Significance is the ASA’s big outlet to the public, which means that it is your voice also. Help us to tell non-statisticians how our profession is central to what is happening in Big Data.
Looking forward to hearing from you,
Julian Champkin,
Editor, Significance, the magazine of the American Statistical Association and Royal Statistical Society www.significancemagazine.org
William Winkler March 29, 2012 7:00 am
For 15+ years, the Association of Computing Machinery and IEEE Computer Society have had conferences, workshops that deal with big data. There are statisticians such as Ed Wegman (among others) who have at the forefront of aspects of big data.
Two big issues are the quality of the data and the confidentiality of the data. If there are errors (often very severe) then the data can not be used in building models or even in computing simple totals. If there are duplicates in the files or the file needs its coverage improved by adding in additional information than record linkage is needed. If the files are used, then individual entities (persons or businesses) need to be assured that the privacy of their personal information is preserved.

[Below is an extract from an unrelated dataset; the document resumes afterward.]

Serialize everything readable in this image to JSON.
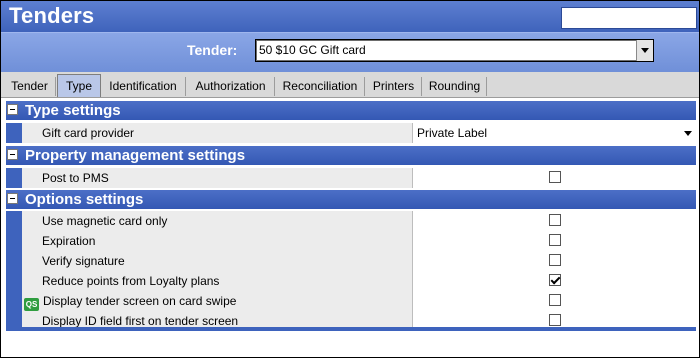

The issue is whether the ‘cleaned-up’ original, non-public microdata is of sufficient quality to assure valid analyses for public-policy purposes or simple data mining. Statistical agencies have typically been very good at the methods of data capture (effective form design, good web forms, methods of assuring that information on paper forms is accurately transferred to computer files, etc.). Additional methods of assuring data quality involve modeling/edit/imputation and record linkage. Various outlier-detection methods (or variants such as Hidiroglou-Berthelot 1986) can determine values in records that are unusual. Whether the changes to the values of the ‘outliers’ can be performed in a systematic, valid manner is still a research issue. The Fellegi-Holt model of editing (JASA 1976) also includes elementary imputation methods based on hot-deck. The statistical agencies have implemented generalized systems based on the Fellegi-Holt model but have not generally connected with methods of preserving joint distributions such as in Chapter 13 of Little and Rubin (2002). Record linkage (e.g., Fellegi and Sunter JASA 1969) removes duplicates within files and merges (accurately) information from external sources to improve coverage in a given file.
To assure the confidentiality of microdata and that the ‘masked’ or ‘synthetic microdata provides one or two analyses that correspond to the original microdata, there is much ongoing research.
http://www.hcp.med.harvard.edu/statistics/survey-soft/docs/WinklerConfidRef.pdf
Still, the primary issue is the quality of the original microdata files. The statistical agencies (and other groups disseminating large data) can efficiently apply valid methods in generalized software .
http://www.ine.es/e/essnetdi_ws2011/ppts/Winkler.pdf .
The issue of adjusting statistical analyses for linkage error is still a research problem and touched on in the above paper.